- Project plans
- Project activities
- Legislation and standards
- Industry context
- Specialist wikis
Last edited 01 Mar 2022
Ofwat is the Water Services Regulation Authority for England and Wales. It is the economic regulator of the water and sewerage sectors in those parts of the UK. Ofwat exercises its powers to protect the interests of consumers, promote value and safeguard future water and sewerage services by allowing efficient companies to carry out and finance their functions properly.
The formation of Ofwat came as a result of The Water Act of 1989 which brought about the privatisation of 10 publicly owned water and sewerage authorities. This resulted in the creation of the Drinking Water Inspectorate (the regulator of drinking water quality) and the Director General of Water Services (the economic regulator), which was supported by the Office of Water Services (Ofwat).

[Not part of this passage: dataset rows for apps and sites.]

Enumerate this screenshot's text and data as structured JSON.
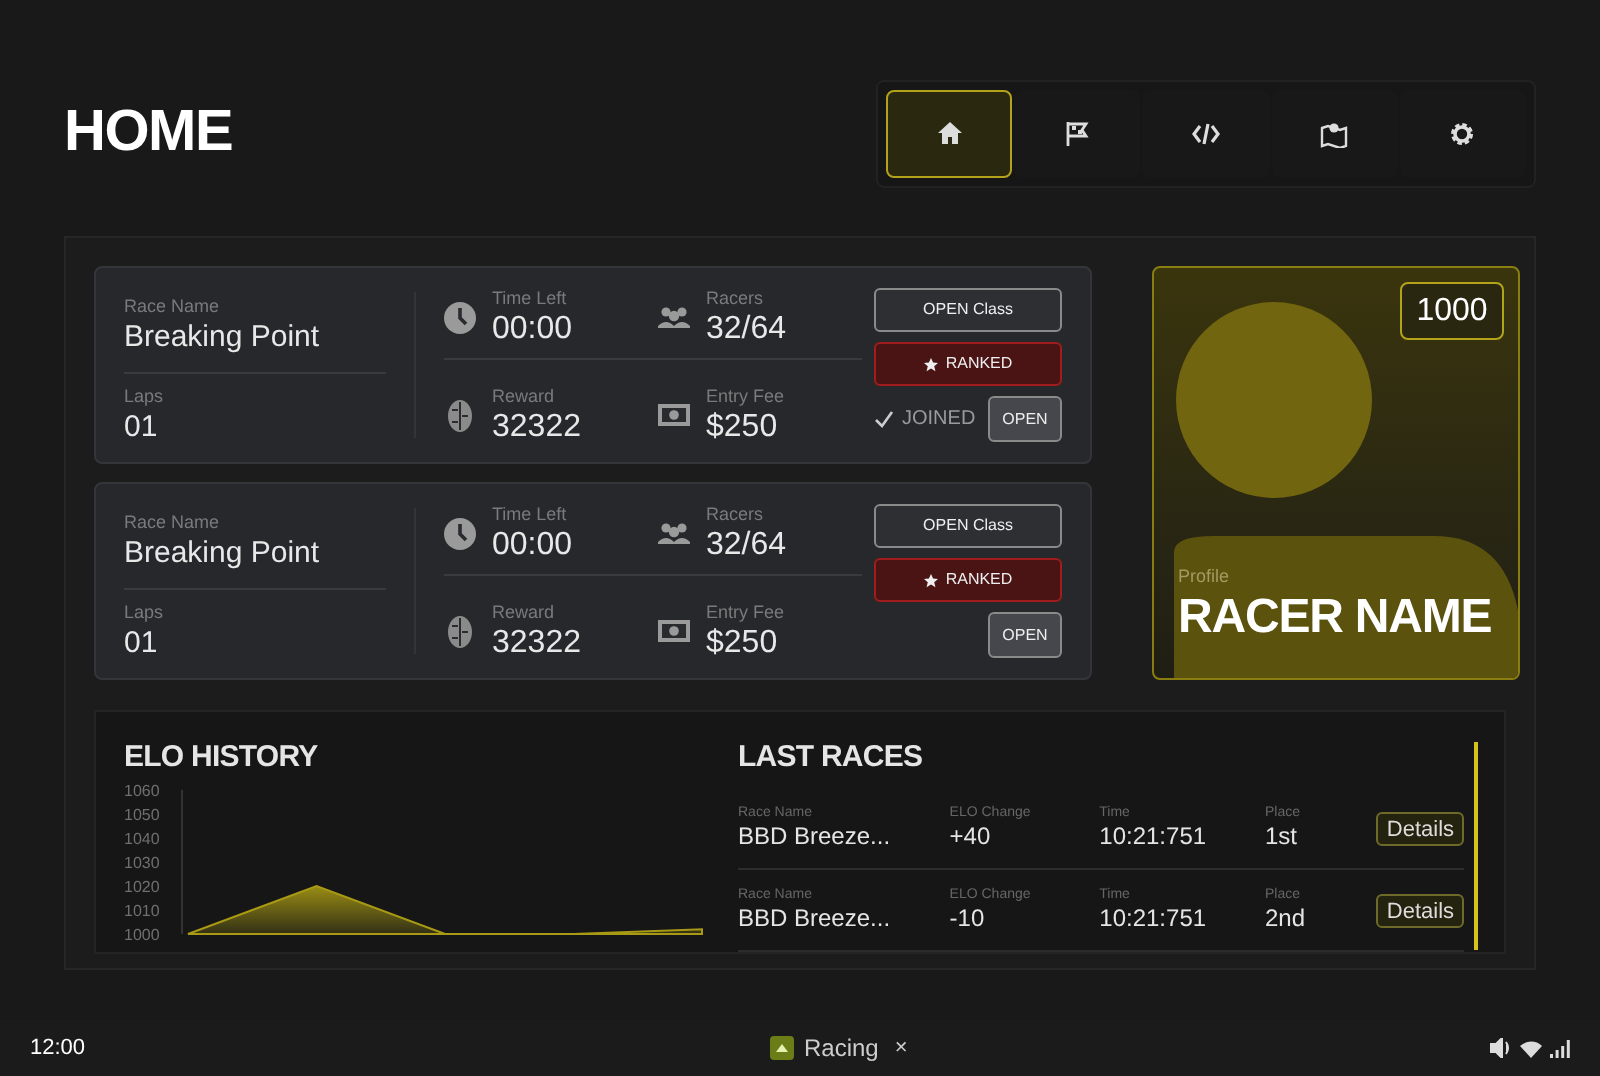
{
  "header": {
    "title": "HOME"
  },
  "nav": [
    {
      "selected": true
    },
    {
      "selected": false
    },
    {
      "selected": false
    },
    {
      "selected": false
    },
    {
      "selected": false
    }
  ],
  "races": [
    {
      "name_label": "Race Name",
      "name": "Breaking Point",
      "laps_label": "Laps",
      "laps": "01",
      "time_label": "Time Left",
      "time": "00:00",
      "racers_label": "Racers",
      "racers": "32/64",
      "reward_label": "Reward",
      "reward": "32322",
      "fee_label": "Entry Fee",
      "fee": "$250",
      "class_button": "OPEN Class",
      "ranked": true,
      "ranked_label": "RANKED",
      "joined": true,
      "joined_label": "JOINED",
      "open_button": "OPEN"
    },
    {
      "name_label": "Race Name",
      "name": "Breaking Point",
      "laps_label": "Laps",
      "laps": "01",
      "time_label": "Time Left",
      "time": "00:00",
      "racers_label": "Racers",
      "racers": "32/64",
      "reward_label": "Reward",
      "reward": "32322",
      "fee_label": "Entry Fee",
      "fee": "$250",
      "class_button": "OPEN Class",
      "ranked": true,
      "ranked_label": "RANKED",
      "joined": false,
      "open_button": "OPEN"
    }
  ],
  "profile": {
    "elo": "1000",
    "label": "Profile",
    "name": "RACER NAME"
  },
  "elo_history": {
    "title": "ELO HISTORY",
    "chart_data": {
      "type": "area",
      "ylim": [
        1000,
        1060
      ],
      "yticks": [
        1000,
        1010,
        1020,
        1030,
        1040,
        1050,
        1060
      ],
      "series": [
        {
          "color": "#a89a14",
          "values": [
            1000,
            1020,
            1000,
            1000,
            1002
          ]
        }
      ]
    }
  },
  "last_races": {
    "title": "LAST RACES",
    "rows": [
      {
        "name_label": "Race Name",
        "name": "BBD Breeze...",
        "elo_label": "ELO Change",
        "elo": "+40",
        "time_label": "Time",
        "time": "10:21:751",
        "place_label": "Place",
        "place": "1st",
        "button": "Details"
      },
      {
        "name_label": "Race Name",
        "name": "BBD Breeze...",
        "elo_label": "ELO Change",
        "elo": "-10",
        "time_label": "Time",
        "time": "10:21:751",
        "place_label": "Place",
        "place": "2nd",
        "button": "Details"
      }
    ]
  },
  "taskbar": {
    "clock": "12:00",
    "app": "Racing",
    "close": "×"
  }
}
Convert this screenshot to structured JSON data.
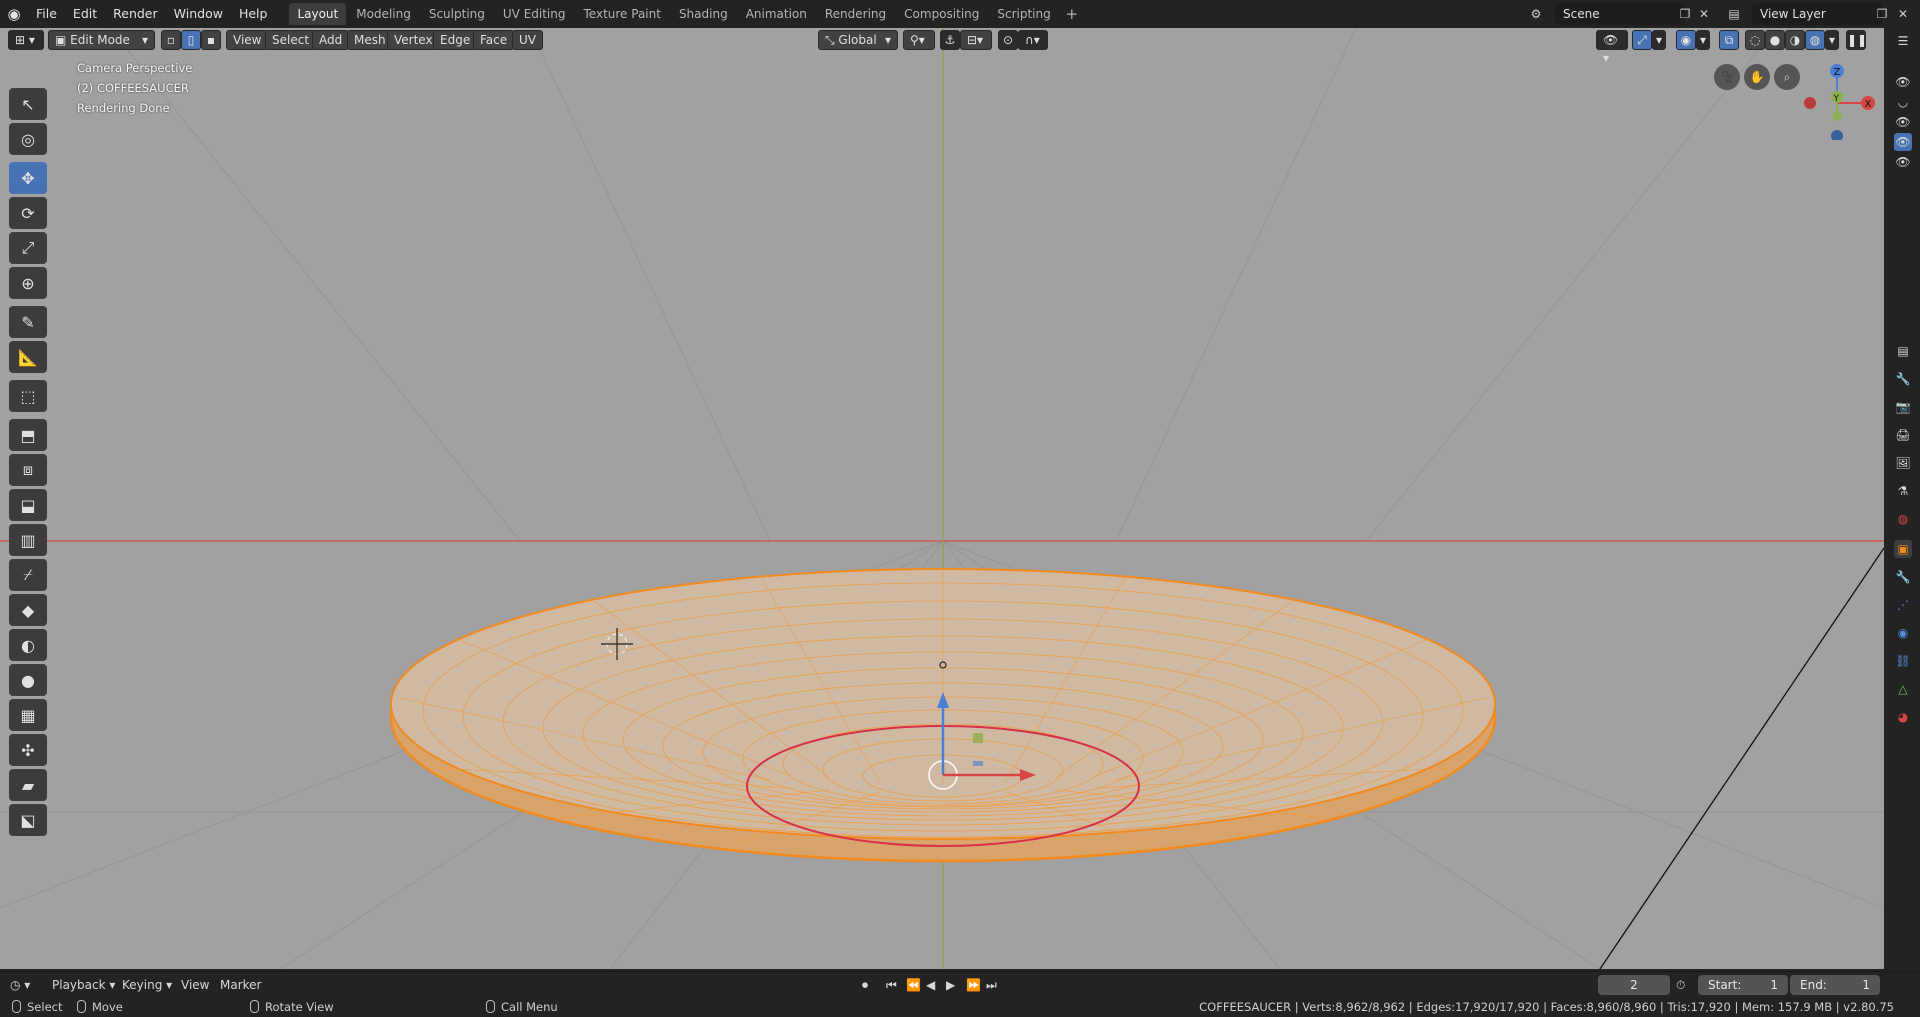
{
  "app": {
    "menu": [
      "File",
      "Edit",
      "Render",
      "Window",
      "Help"
    ],
    "workspace_tabs": [
      "Layout",
      "Modeling",
      "Sculpting",
      "UV Editing",
      "Texture Paint",
      "Shading",
      "Animation",
      "Rendering",
      "Compositing",
      "Scripting"
    ],
    "active_tab": "Layout",
    "scene_name": "Scene",
    "view_layer_name": "View Layer"
  },
  "viewport_header": {
    "mode": "Edit Mode",
    "menus": [
      "View",
      "Select",
      "Add",
      "Mesh",
      "Vertex",
      "Edge",
      "Face",
      "UV"
    ],
    "transform_orientation": "Global"
  },
  "viewport_overlay": {
    "line1": "Camera Perspective",
    "line2": "(2) COFFEESAUCER",
    "line3": "Rendering Done"
  },
  "gizmo": {
    "x_label": "X",
    "y_label": "Y",
    "z_label": "Z"
  },
  "tools": [
    "select-box",
    "cursor",
    "move",
    "rotate",
    "scale",
    "transform",
    "annotate",
    "measure",
    "add-cube",
    "extrude-region",
    "inset-faces",
    "bevel",
    "loop-cut",
    "knife",
    "poly-build",
    "spin",
    "smooth",
    "edge-slide",
    "shrink-fatten",
    "shear",
    "rip-region"
  ],
  "active_tool": "move",
  "timeline": {
    "menus": [
      "Playback",
      "Keying",
      "View",
      "Marker"
    ],
    "current_frame": "2",
    "start_label": "Start:",
    "start_value": "1",
    "end_label": "End:",
    "end_value": "1"
  },
  "statusbar": {
    "select": "Select",
    "move": "Move",
    "rotate_view": "Rotate View",
    "call_menu": "Call Menu",
    "stats": "COFFEESAUCER | Verts:8,962/8,962 | Edges:17,920/17,920 | Faces:8,960/8,960 | Tris:17,920 | Mem: 157.9 MB | v2.80.75"
  },
  "colors": {
    "accent": "#4772b3",
    "viewport_bg": "#a1a1a1",
    "mesh_wire": "#f28a1e",
    "x_axis": "#d94545",
    "y_axis": "#8bb14a",
    "z_axis": "#4a7fd6"
  }
}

In 2006, these entities were replaced by the Water Services Regulation Authority. This organisation retained the name, Ofwat. It is financed through licence fees recovered from the water companies and it reports to Parliament.
The duties and powers of Ofwat are defined by sections 2 and 3 of the Water Industry Act 1991 (as amended). Under section 2 of the Act, Ofwat is responsible for carrying out numerous duties, including:
- Protecting the interests of consumers, wherever appropriate, by promoting effective competition.
- Ensuring water companies carry out their statutory functions properly.
- Ensuring water companies can finance the proper execution of their statutory functions.
- Ensuring water supply licensees and sewerage licensees properly carry out their licensed activities and statutory functions.
- Advancing the long-term resilience of water companies’ water supply and wastewater systems.
- BS 8680:2020 Water quality. Water Safety Plans. Code of practice.
- Charging rules.
- Consumer Council for Water CCWater.
- Drainage and sewerage management plans DSMPs.
- Drinking Water Inspectorate.
- Drinking water quality.
- Drinking Water Quality Regulator for Scotland DWQR.
- Incumbent water company v undertaker.
- Sewerage company.
- Utilities for construction and operation.
- Water Act 2014.
- Water derogation.
- Water Industry Act 1991.
- Water Industry (Scotland) Act 2002.
- Water management strategies.
- Water pressure.
- Water UK.
- What the new retail market will mean for the water sector.
- Why innovation is needed in the water sector.
Featured articles and news
A new gallery for the University of Huddersfield.
What will it take to stop it ?
To celebrate world bee day 2022 !
Not forgetting part F and the new part overheating part O.
As energy prices jump up in cost.
With people in the UK from Ukraine.
Industry leader Steve Murray takes on role.
An abundant and versatile building material.
600,000 heat pump installations targeted per year by 2028.
Helping prevent those unwanted outcomes.
How has transport changed due to Covid-19 ?
Will you need it ? after June 15 and the new Part O ?
Create an account and write the first of many articles.
CIAT commentary after the first meeting.
Who is to blame?
Research recommends focussing on portfolio success rather than project success.
The revised standard for mapping underground utilities.